- our craft is defined – we have been writing the same sort of code for 40 years – assignment statements, if statements and loops
- wear the green band – acceptance and willingness to follow my craft and unwillingness to comprimise the craft
These are my expectations from craftsmen:
- short iterations – close the feedback loop, down to a week or shorter, deliver working code that passes all the tests and is ready to deploy, programmers should be working in short cycles 20 seconds or less (red-green-refactor loop)
- never be blocked – never wait for anyone, if there is a blockage then go and fix the problem, don’t be stymied!
- screaming architectures – does your code execute the use case without all the external architectures – should scream I am an accounting system not a Java web system, delay for as long as you can decisions about the database or web server , isolate the business rules so you can switch out the database at a moments notice, use decoupled architecture to focus on business rules, these architectures slow down tests
- incremental improvement over grand redesign – grand redesigns tend to expensive and open to failure
- clean code – output should always be clean and kept clean, boys scout rule – do a random act of kindness to the code (leave the camp ground cleaner than you found it)
- go fast, go well – need to flip the professional bit in your head, the only way to go fast is to do good work

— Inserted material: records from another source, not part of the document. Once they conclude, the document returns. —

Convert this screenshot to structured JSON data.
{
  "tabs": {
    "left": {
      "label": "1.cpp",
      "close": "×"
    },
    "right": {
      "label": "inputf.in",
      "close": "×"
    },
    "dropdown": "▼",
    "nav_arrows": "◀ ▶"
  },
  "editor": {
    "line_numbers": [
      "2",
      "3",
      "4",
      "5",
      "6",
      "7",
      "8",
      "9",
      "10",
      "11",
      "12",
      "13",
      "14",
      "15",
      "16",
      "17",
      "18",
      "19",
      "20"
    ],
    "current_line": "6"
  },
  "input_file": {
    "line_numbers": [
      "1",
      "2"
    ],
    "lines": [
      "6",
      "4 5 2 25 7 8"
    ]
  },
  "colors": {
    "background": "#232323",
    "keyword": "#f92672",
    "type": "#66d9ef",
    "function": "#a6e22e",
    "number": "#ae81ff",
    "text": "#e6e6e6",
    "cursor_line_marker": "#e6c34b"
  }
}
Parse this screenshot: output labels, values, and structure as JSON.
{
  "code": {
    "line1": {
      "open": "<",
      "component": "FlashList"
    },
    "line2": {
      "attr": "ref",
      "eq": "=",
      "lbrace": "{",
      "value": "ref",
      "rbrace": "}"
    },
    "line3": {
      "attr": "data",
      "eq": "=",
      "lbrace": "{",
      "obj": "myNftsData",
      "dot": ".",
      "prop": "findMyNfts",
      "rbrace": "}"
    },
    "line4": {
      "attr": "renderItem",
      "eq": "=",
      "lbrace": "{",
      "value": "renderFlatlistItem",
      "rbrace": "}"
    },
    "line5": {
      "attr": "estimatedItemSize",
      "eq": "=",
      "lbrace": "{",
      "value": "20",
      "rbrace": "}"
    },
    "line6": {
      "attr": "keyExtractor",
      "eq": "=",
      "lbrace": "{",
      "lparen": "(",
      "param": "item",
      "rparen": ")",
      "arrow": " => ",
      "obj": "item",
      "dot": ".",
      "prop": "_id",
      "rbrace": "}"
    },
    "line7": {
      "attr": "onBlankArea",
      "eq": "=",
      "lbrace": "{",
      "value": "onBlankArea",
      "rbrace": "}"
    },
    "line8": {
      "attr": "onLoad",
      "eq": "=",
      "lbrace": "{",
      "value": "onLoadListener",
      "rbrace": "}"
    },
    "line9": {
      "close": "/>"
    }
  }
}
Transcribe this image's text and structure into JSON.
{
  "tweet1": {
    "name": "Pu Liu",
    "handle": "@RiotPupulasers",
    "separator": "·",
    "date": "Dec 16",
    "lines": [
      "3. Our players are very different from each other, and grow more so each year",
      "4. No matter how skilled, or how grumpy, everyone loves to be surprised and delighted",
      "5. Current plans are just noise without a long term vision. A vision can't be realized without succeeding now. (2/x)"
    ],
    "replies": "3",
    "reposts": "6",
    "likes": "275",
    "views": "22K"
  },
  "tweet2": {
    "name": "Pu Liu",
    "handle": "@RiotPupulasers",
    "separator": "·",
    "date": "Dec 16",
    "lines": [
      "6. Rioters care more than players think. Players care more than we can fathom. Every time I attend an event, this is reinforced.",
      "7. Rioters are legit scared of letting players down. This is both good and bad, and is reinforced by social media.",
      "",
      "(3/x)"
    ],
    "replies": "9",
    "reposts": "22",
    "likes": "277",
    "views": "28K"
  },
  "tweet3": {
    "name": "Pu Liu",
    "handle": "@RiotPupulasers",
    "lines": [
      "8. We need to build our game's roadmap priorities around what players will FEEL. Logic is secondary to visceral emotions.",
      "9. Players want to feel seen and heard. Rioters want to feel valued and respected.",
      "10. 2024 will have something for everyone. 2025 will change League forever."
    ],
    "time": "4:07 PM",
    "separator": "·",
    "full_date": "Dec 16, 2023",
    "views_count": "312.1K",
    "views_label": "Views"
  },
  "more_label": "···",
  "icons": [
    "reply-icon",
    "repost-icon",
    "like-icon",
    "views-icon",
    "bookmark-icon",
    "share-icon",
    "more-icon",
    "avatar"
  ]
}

- TDD – proportion is growing over the years, can’t write any production code until you have written a unit test, don’t write more of a unit test that is sufficient to fail, don’t write more production code that is sufficient to pass the failing unit test, developers initially find these rules stupid, everything worked a minute ago, always a minute away from working code, don’t want to spend time debugging but want to spend time writing working code, development teams with a long list of defects over a page is not being responsible, confidence to change the code and ship it
- 100% code coverage – what lower number makes sense, there is no other number that makes sense, personal ethics that the tests have good coverage
- QA should find nothing – the QA organisation should wonder why they exist
- statistical estimates – use velocity and it is not a failure if you deliver less, predictable team should have a flat velocity
Wednesday night was the Rodeo Circuit which was an opportunity to collect stamps while visiting all the exhibits. I was lucky enough to win a netbook from the Agile Alliance.
Thursday night was the conference dinner that kicked off with a comedian and followed up with a really good band called Emerald City.
Finally, I recorded a short audio podcast for The Agile Revolution wrapping up days 3 and 4 of the conference.